[Start of section]

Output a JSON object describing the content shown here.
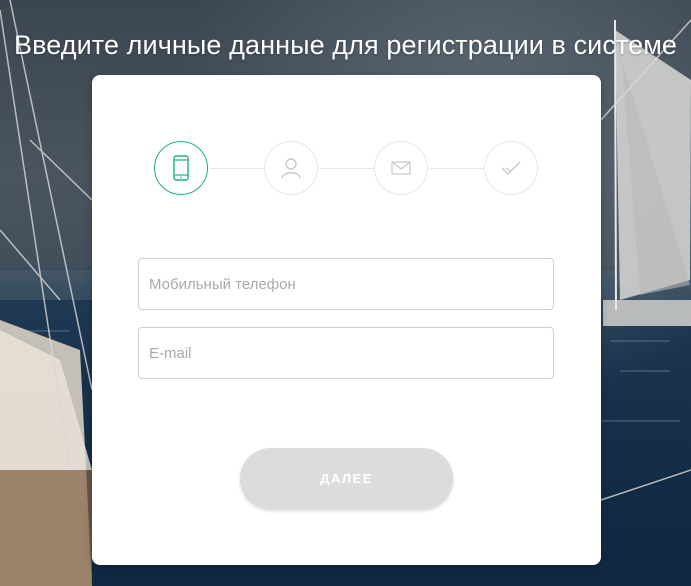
{
  "header": {
    "title": "Введите личные данные для регистрации в системе"
  },
  "steps": [
    {
      "icon": "mobile-phone-icon",
      "state": "active"
    },
    {
      "icon": "user-icon",
      "state": "inactive"
    },
    {
      "icon": "envelope-icon",
      "state": "inactive"
    },
    {
      "icon": "checkmark-icon",
      "state": "inactive"
    }
  ],
  "form": {
    "phone": {
      "value": "",
      "placeholder": "Мобильный телефон"
    },
    "email": {
      "value": "",
      "placeholder": "E-mail"
    },
    "submit_label": "ДАЛЕЕ"
  },
  "colors": {
    "accent": "#19b47f",
    "button_disabled": "#dcdcdc",
    "card": "#ffffff"
  }
}
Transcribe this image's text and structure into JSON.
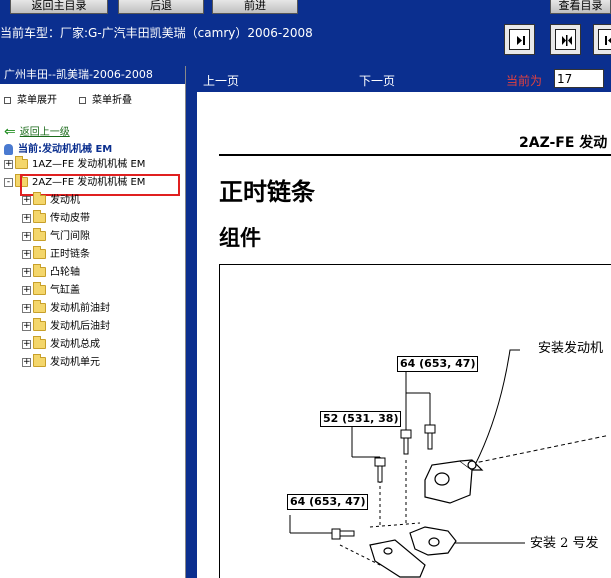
{
  "toolbar": {
    "btn_home": "返回主目录",
    "btn_back": "后退",
    "btn_forward": "前进",
    "btn_view": "查看目录"
  },
  "car_line": "当前车型：厂家:G-广汽丰田凯美瑞（camry）2006-2008",
  "left_panel": {
    "title": "广州丰田--凯美瑞-2006-2008",
    "expand_label": "菜单展开",
    "collapse_label": "菜单折叠",
    "back_link": "返回上一级",
    "current_label": "当前:发动机机械  EM",
    "tree": [
      {
        "label": "1AZ—FE 发动机机械 EM",
        "toggle": "+"
      },
      {
        "label": "2AZ—FE 发动机机械 EM",
        "toggle": "-"
      },
      {
        "label": "发动机",
        "toggle": "+"
      },
      {
        "label": "传动皮带",
        "toggle": "+"
      },
      {
        "label": "气门间隙",
        "toggle": "+"
      },
      {
        "label": "正时链条",
        "toggle": "+"
      },
      {
        "label": "凸轮轴",
        "toggle": "+"
      },
      {
        "label": "气缸盖",
        "toggle": "+"
      },
      {
        "label": "发动机前油封",
        "toggle": "+"
      },
      {
        "label": "发动机后油封",
        "toggle": "+"
      },
      {
        "label": "发动机总成",
        "toggle": "+"
      },
      {
        "label": "发动机单元",
        "toggle": "+"
      }
    ]
  },
  "content_nav": {
    "prev_label": "上一页",
    "next_label": "下一页",
    "current_label": "当前为",
    "page_value": "17"
  },
  "document": {
    "header": "2AZ-FE 发动",
    "title": "正时链条",
    "subtitle": "组件",
    "torques": [
      "64 (653, 47)",
      "52 (531, 38)",
      "64 (653, 47)"
    ],
    "callouts": [
      "安装发动机",
      "安装 2 号发"
    ]
  },
  "colors": {
    "chrome_blue": "#0b2f8f",
    "highlight_red": "#e02020",
    "current_label_red": "#e04040",
    "folder_yellow": "#f4d66b"
  }
}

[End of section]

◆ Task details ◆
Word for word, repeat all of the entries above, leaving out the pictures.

◆ Solved exercise ◆
Output a JSON object describing the content shown here.
{
  "header": {
    "title": "Введите личные данные для регистрации в системе"
  },
  "steps": [
    {
      "icon": "mobile-phone-icon",
      "state": "active"
    },
    {
      "icon": "user-icon",
      "state": "inactive"
    },
    {
      "icon": "envelope-icon",
      "state": "inactive"
    },
    {
      "icon": "checkmark-icon",
      "state": "inactive"
    }
  ],
  "form": {
    "phone": {
      "value": "",
      "placeholder": "Мобильный телефон"
    },
    "email": {
      "value": "",
      "placeholder": "E-mail"
    },
    "submit_label": "ДАЛЕЕ"
  },
  "colors": {
    "accent": "#19b47f",
    "button_disabled": "#dcdcdc",
    "card": "#ffffff"
  }
}
Transcribe this image's text and structure into JSON.
{
  "toolbar": {
    "btn_home": "返回主目录",
    "btn_back": "后退",
    "btn_forward": "前进",
    "btn_view": "查看目录"
  },
  "car_line": "当前车型：厂家:G-广汽丰田凯美瑞（camry）2006-2008",
  "left_panel": {
    "title": "广州丰田--凯美瑞-2006-2008",
    "expand_label": "菜单展开",
    "collapse_label": "菜单折叠",
    "back_link": "返回上一级",
    "current_label": "当前:发动机机械  EM",
    "tree": [
      {
        "label": "1AZ—FE 发动机机械 EM",
        "toggle": "+"
      },
      {
        "label": "2AZ—FE 发动机机械 EM",
        "toggle": "-"
      },
      {
        "label": "发动机",
        "toggle": "+"
      },
      {
        "label": "传动皮带",
        "toggle": "+"
      },
      {
        "label": "气门间隙",
        "toggle": "+"
      },
      {
        "label": "正时链条",
        "toggle": "+"
      },
      {
        "label": "凸轮轴",
        "toggle": "+"
      },
      {
        "label": "气缸盖",
        "toggle": "+"
      },
      {
        "label": "发动机前油封",
        "toggle": "+"
      },
      {
        "label": "发动机后油封",
        "toggle": "+"
      },
      {
        "label": "发动机总成",
        "toggle": "+"
      },
      {
        "label": "发动机单元",
        "toggle": "+"
      }
    ]
  },
  "content_nav": {
    "prev_label": "上一页",
    "next_label": "下一页",
    "current_label": "当前为",
    "page_value": "17"
  },
  "document": {
    "header": "2AZ-FE 发动",
    "title": "正时链条",
    "subtitle": "组件",
    "torques": [
      "64 (653, 47)",
      "52 (531, 38)",
      "64 (653, 47)"
    ],
    "callouts": [
      "安装发动机",
      "安装 2 号发"
    ]
  },
  "colors": {
    "chrome_blue": "#0b2f8f",
    "highlight_red": "#e02020",
    "current_label_red": "#e04040",
    "folder_yellow": "#f4d66b"
  }
}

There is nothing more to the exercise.